◆ SOURCE DATA ◆
+++++

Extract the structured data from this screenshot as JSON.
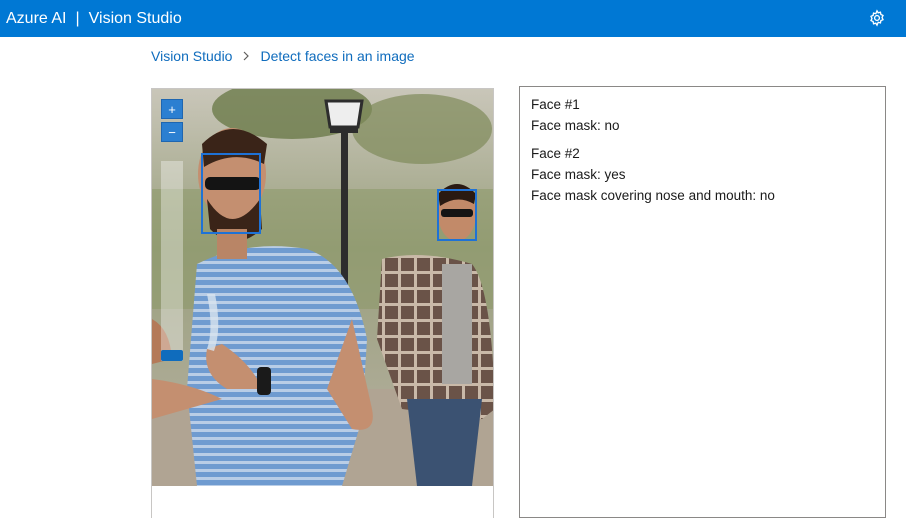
{
  "header": {
    "brand": "Azure AI",
    "separator": "|",
    "app_title": "Vision Studio",
    "settings_icon": "gear-icon"
  },
  "breadcrumb": {
    "home": "Vision Studio",
    "separator_icon": "chevron-right-icon",
    "current": "Detect faces in an image"
  },
  "image_viewer": {
    "zoom_in_label": "+",
    "zoom_out_label": "−",
    "zoom_level": 0.05,
    "detected_faces_count": 2
  },
  "results": [
    {
      "title": "Face #1",
      "lines": [
        "Face mask: no"
      ]
    },
    {
      "title": "Face #2",
      "lines": [
        "Face mask: yes",
        "Face mask covering nose and mouth: no"
      ]
    }
  ],
  "colors": {
    "header_bg": "#0078d4",
    "link": "#0f6cbd",
    "face_box": "#1e72d6"
  }
}
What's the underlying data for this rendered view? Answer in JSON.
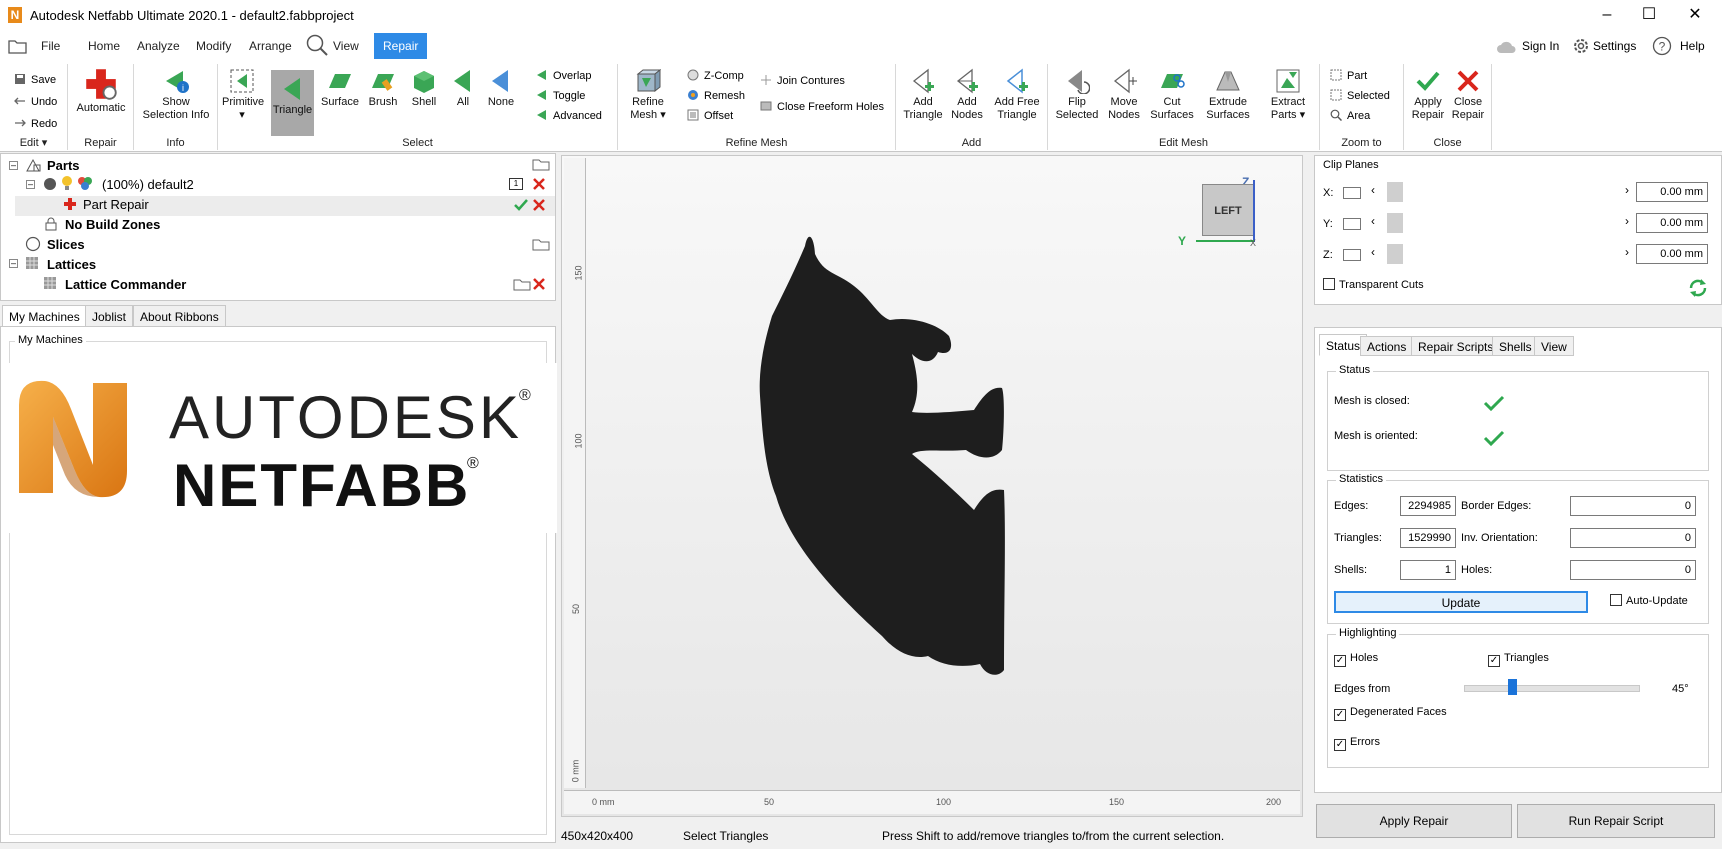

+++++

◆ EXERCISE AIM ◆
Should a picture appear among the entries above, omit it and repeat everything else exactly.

◆ EXERCISE ANSWER ◆
Extract the structured data from this screenshot as JSON.
{
  "header": {
    "brand": "Azure AI",
    "separator": "|",
    "app_title": "Vision Studio",
    "settings_icon": "gear-icon"
  },
  "breadcrumb": {
    "home": "Vision Studio",
    "separator_icon": "chevron-right-icon",
    "current": "Detect faces in an image"
  },
  "image_viewer": {
    "zoom_in_label": "+",
    "zoom_out_label": "−",
    "zoom_level": 0.05,
    "detected_faces_count": 2
  },
  "results": [
    {
      "title": "Face #1",
      "lines": [
        "Face mask: no"
      ]
    },
    {
      "title": "Face #2",
      "lines": [
        "Face mask: yes",
        "Face mask covering nose and mouth: no"
      ]
    }
  ],
  "colors": {
    "header_bg": "#0078d4",
    "link": "#0f6cbd",
    "face_box": "#1e72d6"
  }
}
What's the underlying data for this rendered view? Answer in JSON.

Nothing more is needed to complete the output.